“Of course, there have been great Peruvian thinkers such as Aníbal Quijano and Alberto Flores Galindo who followed his example. Then you have indigenous political leaders, such as Hugo Blanco, who have been influenced by Mariátegui’s thought. More recently, one can find examples of his impact in figures such as Hugo Chavez or in peasant movements such as the MST that you mention. But I think the present-day revolutionary movement that best embodies Mariátegui’s general vision — and not necessarily because they follow his writings — can be found in the Zapatista experience in Chiapas.”
While ignoring the PCP the interviewee claims that the Zapatistas are true followers of Mariátegui! Never mind about Mariátegui’s adherence to the theories of the dictatorship of the proletariat, revolutionary violence and the vanguard party.
The interview talks positively of Mariátegui’s writings on the power of the myth and his use of religious symbolism, while again they ignore its practical application to the conditions of Peru.
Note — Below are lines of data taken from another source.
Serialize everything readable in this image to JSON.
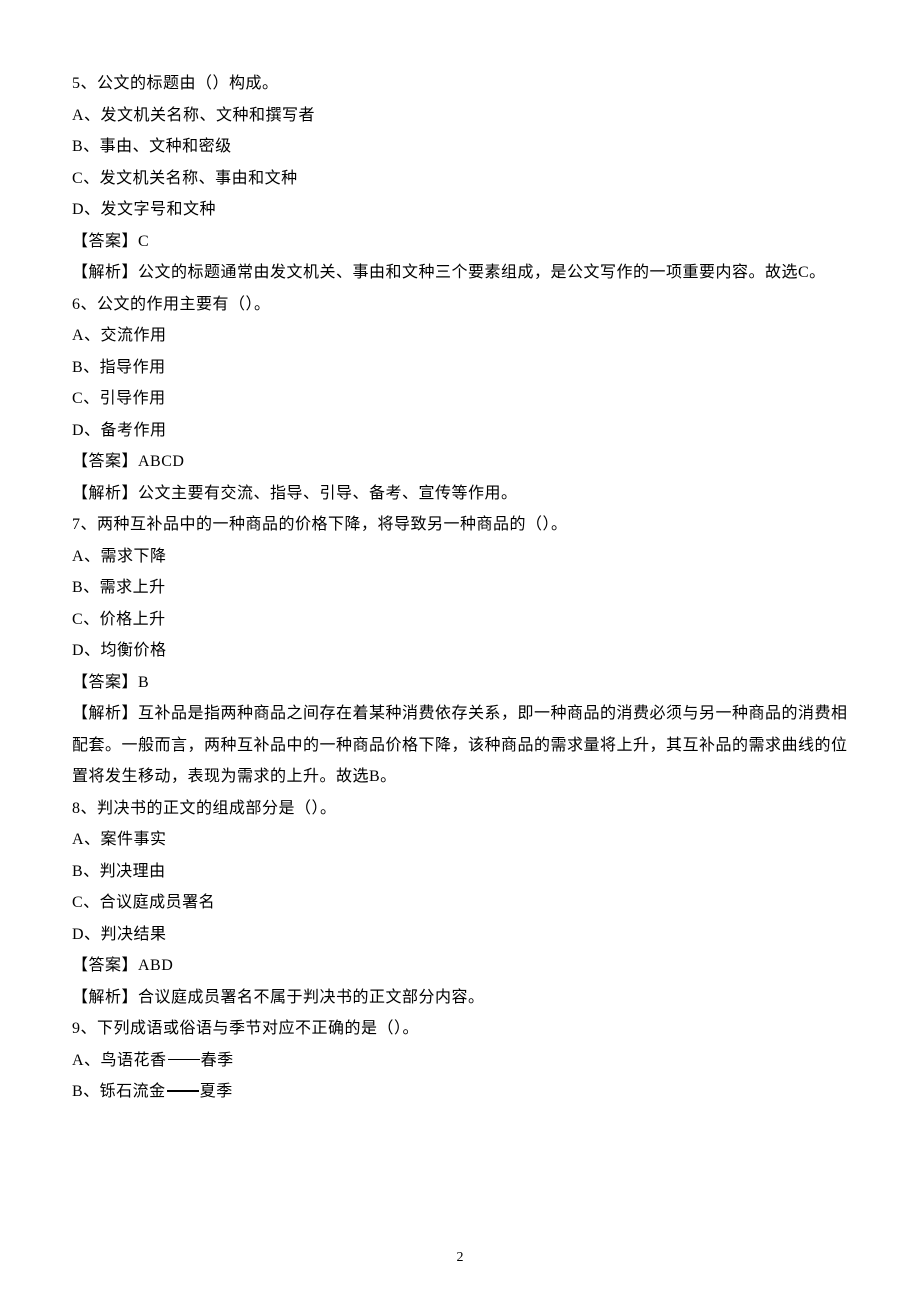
{
  "questions": [
    {
      "num": "5、公文的标题由（）构成。",
      "opts": [
        "A、发文机关名称、文种和撰写者",
        "B、事由、文种和密级",
        "C、发文机关名称、事由和文种",
        "D、发文字号和文种"
      ],
      "ans": "【答案】C",
      "expl": "【解析】公文的标题通常由发文机关、事由和文种三个要素组成，是公文写作的一项重要内容。故选C。"
    },
    {
      "num": "6、公文的作用主要有（）。",
      "opts": [
        "A、交流作用",
        "B、指导作用",
        "C、引导作用",
        "D、备考作用"
      ],
      "ans": "【答案】ABCD",
      "expl": "【解析】公文主要有交流、指导、引导、备考、宣传等作用。"
    },
    {
      "num": "7、两种互补品中的一种商品的价格下降，将导致另一种商品的（）。",
      "opts": [
        "A、需求下降",
        "B、需求上升",
        "C、价格上升",
        "D、均衡价格"
      ],
      "ans": "【答案】B",
      "expl": "【解析】互补品是指两种商品之间存在着某种消费依存关系，即一种商品的消费必须与另一种商品的消费相配套。一般而言，两种互补品中的一种商品价格下降，该种商品的需求量将上升，其互补品的需求曲线的位置将发生移动，表现为需求的上升。故选B。"
    },
    {
      "num": "8、判决书的正文的组成部分是（）。",
      "opts": [
        "A、案件事实",
        "B、判决理由",
        "C、合议庭成员署名",
        "D、判决结果"
      ],
      "ans": "【答案】ABD",
      "expl": "【解析】合议庭成员署名不属于判决书的正文部分内容。"
    },
    {
      "num": "9、下列成语或俗语与季节对应不正确的是（）。",
      "opts": [
        {
          "pre": "A、鸟语花香",
          "post": "春季"
        },
        {
          "pre": "B、铄石流金",
          "post": "夏季"
        }
      ]
    }
  ],
  "pageNumber": "2"
}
While discussing Mariátegui and the power of the myth it is important to realize that the PCP under Chairman Gonzalo embodied this power and made it a reality. The indigenous peasants of Peru would refer to the Chairman as “Puka Inti” which in Quechua means Red Sun, relying on Incan myth. Many would even mythologize Gonzalo to the likes of shapeshifters which frustrated the Spanish oppressors. It must be recalled that the PCP taught the peasantry about imperialism using the term Pishtaco which describes a mythic being which would sustain itself off draining human fat. For these instances as well as Gonzalo’s faith in the revolutionary masses the PCP was branded a metaphysical millenarian cult by those who would simultaneously praise Mariátegui as a great thinker. Mao summed up the mindset of those like Jacobin when he talked of the emperor who would adorn his palace with dragons but fled at the sight of a real dragon.
It is indeed true that the teachings and thought of Jose Carlos Mariátegui must be revisited and applied to concrete reality, we must further stress that they must be evaluated through the lens of Marxism-Leninism-Maoism, principally Maoism and in doing so, they must be trained and unleashed upon the distorters of Marxism, including the distorters Jacobin magazine and Michael Löwy.
Article by Kavga